## Work item
Each line of the listing, apart from the pictures, is to be printed exactly.

|---|

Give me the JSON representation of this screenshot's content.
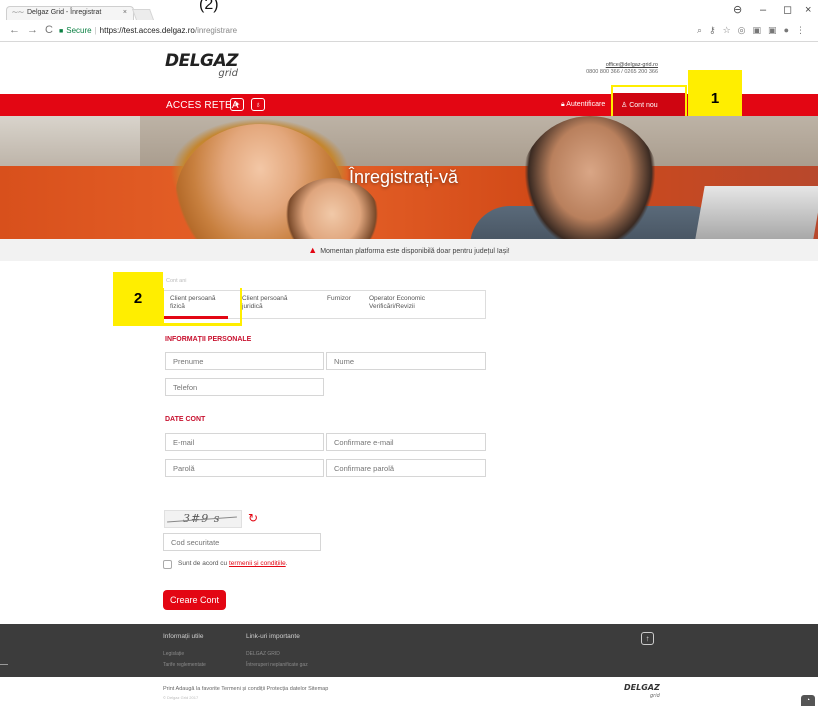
{
  "browser": {
    "tab_title": "Delgaz Grid - Înregistrat",
    "tab_close": "×",
    "annotation_top": "(2)",
    "secure_label": "Secure",
    "url_host": "https://test.acces.delgaz.ro",
    "url_path": "/inregistrare",
    "win_user": "⊖",
    "win_min": "–",
    "win_max": "◻",
    "win_close": "×"
  },
  "header": {
    "logo_main": "DELGAZ",
    "logo_sub": "grid",
    "contact_email": "office@delgaz-grid.ro",
    "contact_phone": "0800 800 366 / 0265 200 366"
  },
  "nav": {
    "brand": "ACCES REȚEA",
    "auth_label": "Autentificare",
    "new_account_label": "Cont nou"
  },
  "annotations": {
    "one": "1",
    "two": "2"
  },
  "hero": {
    "title": "Înregistrați-vă"
  },
  "notice": {
    "text": "Momentan platforma este disponibilă doar pentru județul Iași!"
  },
  "form": {
    "account_type_label": "Cont ani",
    "tabs": [
      {
        "label": "Client persoană fizică"
      },
      {
        "label": "Client persoană juridică"
      },
      {
        "label": "Furnizor"
      },
      {
        "label": "Operator Economic Verificări/Revizii"
      }
    ],
    "personal_section": "INFORMAȚII PERSONALE",
    "account_section": "DATE CONT",
    "placeholders": {
      "first_name": "Prenume",
      "last_name": "Nume",
      "phone": "Telefon",
      "email": "E-mail",
      "email_confirm": "Confirmare e-mail",
      "password": "Parolă",
      "password_confirm": "Confirmare parolă",
      "security_code": "Cod securitate"
    },
    "captcha_text": "3#9 s",
    "terms_prefix": "Sunt de acord cu",
    "terms_link": "termenii și condițiile",
    "terms_suffix": ".",
    "submit_label": "Creare Cont"
  },
  "footer": {
    "col1_title": "Informații utile",
    "col1_links": [
      "Legislație",
      "Tarife reglementate"
    ],
    "col2_title": "Link-uri importante",
    "col2_links": [
      "DELGAZ GRID",
      "Întreruperi neplanificate gaz"
    ],
    "bottom_links": "Print  Adaugă la favorite  Termeni și condiții  Protecția datelor  Sitemap",
    "copyright": "© Delgaz Grid 2017",
    "logo_main": "DELGAZ",
    "logo_sub": "grid"
  },
  "colors": {
    "brand_red": "#e30613",
    "annotation_yellow": "#ffee00",
    "footer_dark": "#3c3c3c"
  }
}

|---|

## Response to this exercise
Give me the JSON representation of this screenshot's content.
{
  "browser": {
    "tab_title": "Delgaz Grid - Înregistrat",
    "tab_close": "×",
    "annotation_top": "(2)",
    "secure_label": "Secure",
    "url_host": "https://test.acces.delgaz.ro",
    "url_path": "/inregistrare",
    "win_user": "⊖",
    "win_min": "–",
    "win_max": "◻",
    "win_close": "×"
  },
  "header": {
    "logo_main": "DELGAZ",
    "logo_sub": "grid",
    "contact_email": "office@delgaz-grid.ro",
    "contact_phone": "0800 800 366 / 0265 200 366"
  },
  "nav": {
    "brand": "ACCES REȚEA",
    "auth_label": "Autentificare",
    "new_account_label": "Cont nou"
  },
  "annotations": {
    "one": "1",
    "two": "2"
  },
  "hero": {
    "title": "Înregistrați-vă"
  },
  "notice": {
    "text": "Momentan platforma este disponibilă doar pentru județul Iași!"
  },
  "form": {
    "account_type_label": "Cont ani",
    "tabs": [
      {
        "label": "Client persoană fizică"
      },
      {
        "label": "Client persoană juridică"
      },
      {
        "label": "Furnizor"
      },
      {
        "label": "Operator Economic Verificări/Revizii"
      }
    ],
    "personal_section": "INFORMAȚII PERSONALE",
    "account_section": "DATE CONT",
    "placeholders": {
      "first_name": "Prenume",
      "last_name": "Nume",
      "phone": "Telefon",
      "email": "E-mail",
      "email_confirm": "Confirmare e-mail",
      "password": "Parolă",
      "password_confirm": "Confirmare parolă",
      "security_code": "Cod securitate"
    },
    "captcha_text": "3#9 s",
    "terms_prefix": "Sunt de acord cu",
    "terms_link": "termenii și condițiile",
    "terms_suffix": ".",
    "submit_label": "Creare Cont"
  },
  "footer": {
    "col1_title": "Informații utile",
    "col1_links": [
      "Legislație",
      "Tarife reglementate"
    ],
    "col2_title": "Link-uri importante",
    "col2_links": [
      "DELGAZ GRID",
      "Întreruperi neplanificate gaz"
    ],
    "bottom_links": "Print  Adaugă la favorite  Termeni și condiții  Protecția datelor  Sitemap",
    "copyright": "© Delgaz Grid 2017",
    "logo_main": "DELGAZ",
    "logo_sub": "grid"
  },
  "colors": {
    "brand_red": "#e30613",
    "annotation_yellow": "#ffee00",
    "footer_dark": "#3c3c3c"
  }
}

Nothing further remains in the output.